• **Dataset rows describing interfaces**:
⁂

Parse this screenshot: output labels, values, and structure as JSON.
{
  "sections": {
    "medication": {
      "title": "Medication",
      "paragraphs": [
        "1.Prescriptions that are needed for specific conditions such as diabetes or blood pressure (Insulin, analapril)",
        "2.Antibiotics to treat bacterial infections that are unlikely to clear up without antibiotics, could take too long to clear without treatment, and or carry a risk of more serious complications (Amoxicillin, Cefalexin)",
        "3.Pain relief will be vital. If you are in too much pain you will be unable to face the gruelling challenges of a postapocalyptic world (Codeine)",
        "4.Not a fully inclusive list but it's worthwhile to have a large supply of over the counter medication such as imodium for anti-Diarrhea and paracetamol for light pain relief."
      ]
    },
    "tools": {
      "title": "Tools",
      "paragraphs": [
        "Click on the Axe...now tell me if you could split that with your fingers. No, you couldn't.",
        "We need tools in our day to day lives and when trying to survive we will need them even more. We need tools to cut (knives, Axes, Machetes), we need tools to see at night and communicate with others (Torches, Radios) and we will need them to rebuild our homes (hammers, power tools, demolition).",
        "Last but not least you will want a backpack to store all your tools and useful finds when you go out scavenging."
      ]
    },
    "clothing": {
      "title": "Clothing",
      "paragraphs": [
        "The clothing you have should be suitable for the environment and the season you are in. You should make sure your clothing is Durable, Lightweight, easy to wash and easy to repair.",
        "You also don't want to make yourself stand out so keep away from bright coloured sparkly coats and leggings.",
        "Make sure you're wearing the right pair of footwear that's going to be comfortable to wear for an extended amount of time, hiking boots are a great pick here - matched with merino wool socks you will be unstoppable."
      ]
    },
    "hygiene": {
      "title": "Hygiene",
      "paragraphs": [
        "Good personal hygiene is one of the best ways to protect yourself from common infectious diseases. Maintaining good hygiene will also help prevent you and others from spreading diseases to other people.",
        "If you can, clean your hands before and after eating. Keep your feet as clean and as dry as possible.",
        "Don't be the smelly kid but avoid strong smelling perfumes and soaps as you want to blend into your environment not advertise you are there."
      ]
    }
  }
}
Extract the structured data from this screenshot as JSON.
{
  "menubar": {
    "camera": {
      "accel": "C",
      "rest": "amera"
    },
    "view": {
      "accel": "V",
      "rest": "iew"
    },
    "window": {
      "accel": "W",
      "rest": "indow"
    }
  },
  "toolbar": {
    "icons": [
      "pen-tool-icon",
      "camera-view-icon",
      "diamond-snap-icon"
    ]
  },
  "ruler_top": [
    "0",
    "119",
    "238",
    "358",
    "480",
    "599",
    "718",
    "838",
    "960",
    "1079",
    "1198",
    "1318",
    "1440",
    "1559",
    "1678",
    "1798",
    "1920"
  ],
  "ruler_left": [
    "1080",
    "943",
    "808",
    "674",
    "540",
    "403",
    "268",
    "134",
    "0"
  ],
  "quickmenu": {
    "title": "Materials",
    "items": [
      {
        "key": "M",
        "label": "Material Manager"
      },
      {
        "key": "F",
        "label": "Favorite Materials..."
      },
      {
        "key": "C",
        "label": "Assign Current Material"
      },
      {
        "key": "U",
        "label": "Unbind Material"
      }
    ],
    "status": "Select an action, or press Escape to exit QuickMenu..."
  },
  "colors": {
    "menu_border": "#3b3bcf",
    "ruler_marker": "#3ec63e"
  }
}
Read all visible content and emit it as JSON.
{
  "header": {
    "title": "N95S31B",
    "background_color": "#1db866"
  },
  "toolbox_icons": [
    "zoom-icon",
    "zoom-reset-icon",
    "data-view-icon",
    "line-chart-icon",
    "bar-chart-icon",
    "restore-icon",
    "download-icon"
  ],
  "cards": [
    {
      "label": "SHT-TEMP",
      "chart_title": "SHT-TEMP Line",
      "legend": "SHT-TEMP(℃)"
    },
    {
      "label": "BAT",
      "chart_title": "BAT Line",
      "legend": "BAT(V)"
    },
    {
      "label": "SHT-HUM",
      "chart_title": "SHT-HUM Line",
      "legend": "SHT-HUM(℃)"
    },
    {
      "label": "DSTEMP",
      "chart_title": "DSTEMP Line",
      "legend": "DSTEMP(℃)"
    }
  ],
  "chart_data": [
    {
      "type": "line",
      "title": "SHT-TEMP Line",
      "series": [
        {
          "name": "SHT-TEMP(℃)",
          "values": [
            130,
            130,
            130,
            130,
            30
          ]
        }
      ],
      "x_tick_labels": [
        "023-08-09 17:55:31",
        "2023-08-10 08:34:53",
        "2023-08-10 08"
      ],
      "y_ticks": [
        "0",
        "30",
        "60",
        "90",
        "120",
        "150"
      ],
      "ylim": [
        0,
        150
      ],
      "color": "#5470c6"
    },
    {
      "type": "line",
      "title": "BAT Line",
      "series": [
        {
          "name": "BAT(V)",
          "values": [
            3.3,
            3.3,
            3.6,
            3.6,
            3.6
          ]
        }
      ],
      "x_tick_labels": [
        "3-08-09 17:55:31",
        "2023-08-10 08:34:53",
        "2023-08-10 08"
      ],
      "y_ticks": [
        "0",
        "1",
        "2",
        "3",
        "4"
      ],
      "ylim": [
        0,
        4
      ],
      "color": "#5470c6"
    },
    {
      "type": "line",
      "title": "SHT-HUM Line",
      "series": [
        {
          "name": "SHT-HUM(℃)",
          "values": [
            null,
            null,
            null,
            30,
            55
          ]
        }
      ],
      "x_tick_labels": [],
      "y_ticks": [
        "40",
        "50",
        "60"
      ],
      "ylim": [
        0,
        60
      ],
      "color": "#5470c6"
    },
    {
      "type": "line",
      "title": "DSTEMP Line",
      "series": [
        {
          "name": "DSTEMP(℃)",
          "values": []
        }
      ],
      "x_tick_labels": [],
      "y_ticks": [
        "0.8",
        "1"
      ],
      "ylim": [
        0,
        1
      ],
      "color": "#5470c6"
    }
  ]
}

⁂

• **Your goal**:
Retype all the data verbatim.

• **Reply**:
Parse this screenshot: output labels, values, and structure as JSON.
{
  "sections": {
    "medication": {
      "title": "Medication",
      "paragraphs": [
        "1.Prescriptions that are needed for specific conditions such as diabetes or blood pressure (Insulin, analapril)",
        "2.Antibiotics to treat bacterial infections that are unlikely to clear up without antibiotics, could take too long to clear without treatment, and or carry a risk of more serious complications (Amoxicillin, Cefalexin)",
        "3.Pain relief will be vital. If you are in too much pain you will be unable to face the gruelling challenges of a postapocalyptic world (Codeine)",
        "4.Not a fully inclusive list but it's worthwhile to have a large supply of over the counter medication such as imodium for anti-Diarrhea and paracetamol for light pain relief."
      ]
    },
    "tools": {
      "title": "Tools",
      "paragraphs": [
        "Click on the Axe...now tell me if you could split that with your fingers. No, you couldn't.",
        "We need tools in our day to day lives and when trying to survive we will need them even more. We need tools to cut (knives, Axes, Machetes), we need tools to see at night and communicate with others (Torches, Radios) and we will need them to rebuild our homes (hammers, power tools, demolition).",
        "Last but not least you will want a backpack to store all your tools and useful finds when you go out scavenging."
      ]
    },
    "clothing": {
      "title": "Clothing",
      "paragraphs": [
        "The clothing you have should be suitable for the environment and the season you are in. You should make sure your clothing is Durable, Lightweight, easy to wash and easy to repair.",
        "You also don't want to make yourself stand out so keep away from bright coloured sparkly coats and leggings.",
        "Make sure you're wearing the right pair of footwear that's going to be comfortable to wear for an extended amount of time, hiking boots are a great pick here - matched with merino wool socks you will be unstoppable."
      ]
    },
    "hygiene": {
      "title": "Hygiene",
      "paragraphs": [
        "Good personal hygiene is one of the best ways to protect yourself from common infectious diseases. Maintaining good hygiene will also help prevent you and others from spreading diseases to other people.",
        "If you can, clean your hands before and after eating. Keep your feet as clean and as dry as possible.",
        "Don't be the smelly kid but avoid strong smelling perfumes and soaps as you want to blend into your environment not advertise you are there."
      ]
    }
  }
}
Extract the structured data from this screenshot as JSON.
{
  "menubar": {
    "camera": {
      "accel": "C",
      "rest": "amera"
    },
    "view": {
      "accel": "V",
      "rest": "iew"
    },
    "window": {
      "accel": "W",
      "rest": "indow"
    }
  },
  "toolbar": {
    "icons": [
      "pen-tool-icon",
      "camera-view-icon",
      "diamond-snap-icon"
    ]
  },
  "ruler_top": [
    "0",
    "119",
    "238",
    "358",
    "480",
    "599",
    "718",
    "838",
    "960",
    "1079",
    "1198",
    "1318",
    "1440",
    "1559",
    "1678",
    "1798",
    "1920"
  ],
  "ruler_left": [
    "1080",
    "943",
    "808",
    "674",
    "540",
    "403",
    "268",
    "134",
    "0"
  ],
  "quickmenu": {
    "title": "Materials",
    "items": [
      {
        "key": "M",
        "label": "Material Manager"
      },
      {
        "key": "F",
        "label": "Favorite Materials..."
      },
      {
        "key": "C",
        "label": "Assign Current Material"
      },
      {
        "key": "U",
        "label": "Unbind Material"
      }
    ],
    "status": "Select an action, or press Escape to exit QuickMenu..."
  },
  "colors": {
    "menu_border": "#3b3bcf",
    "ruler_marker": "#3ec63e"
  }
}
Read all visible content and emit it as JSON.
{
  "header": {
    "title": "N95S31B",
    "background_color": "#1db866"
  },
  "toolbox_icons": [
    "zoom-icon",
    "zoom-reset-icon",
    "data-view-icon",
    "line-chart-icon",
    "bar-chart-icon",
    "restore-icon",
    "download-icon"
  ],
  "cards": [
    {
      "label": "SHT-TEMP",
      "chart_title": "SHT-TEMP Line",
      "legend": "SHT-TEMP(℃)"
    },
    {
      "label": "BAT",
      "chart_title": "BAT Line",
      "legend": "BAT(V)"
    },
    {
      "label": "SHT-HUM",
      "chart_title": "SHT-HUM Line",
      "legend": "SHT-HUM(℃)"
    },
    {
      "label": "DSTEMP",
      "chart_title": "DSTEMP Line",
      "legend": "DSTEMP(℃)"
    }
  ],
  "chart_data": [
    {
      "type": "line",
      "title": "SHT-TEMP Line",
      "series": [
        {
          "name": "SHT-TEMP(℃)",
          "values": [
            130,
            130,
            130,
            130,
            30
          ]
        }
      ],
      "x_tick_labels": [
        "023-08-09 17:55:31",
        "2023-08-10 08:34:53",
        "2023-08-10 08"
      ],
      "y_ticks": [
        "0",
        "30",
        "60",
        "90",
        "120",
        "150"
      ],
      "ylim": [
        0,
        150
      ],
      "color": "#5470c6"
    },
    {
      "type": "line",
      "title": "BAT Line",
      "series": [
        {
          "name": "BAT(V)",
          "values": [
            3.3,
            3.3,
            3.6,
            3.6,
            3.6
          ]
        }
      ],
      "x_tick_labels": [
        "3-08-09 17:55:31",
        "2023-08-10 08:34:53",
        "2023-08-10 08"
      ],
      "y_ticks": [
        "0",
        "1",
        "2",
        "3",
        "4"
      ],
      "ylim": [
        0,
        4
      ],
      "color": "#5470c6"
    },
    {
      "type": "line",
      "title": "SHT-HUM Line",
      "series": [
        {
          "name": "SHT-HUM(℃)",
          "values": [
            null,
            null,
            null,
            30,
            55
          ]
        }
      ],
      "x_tick_labels": [],
      "y_ticks": [
        "40",
        "50",
        "60"
      ],
      "ylim": [
        0,
        60
      ],
      "color": "#5470c6"
    },
    {
      "type": "line",
      "title": "DSTEMP Line",
      "series": [
        {
          "name": "DSTEMP(℃)",
          "values": []
        }
      ],
      "x_tick_labels": [],
      "y_ticks": [
        "0.8",
        "1"
      ],
      "ylim": [
        0,
        1
      ],
      "color": "#5470c6"
    }
  ]
}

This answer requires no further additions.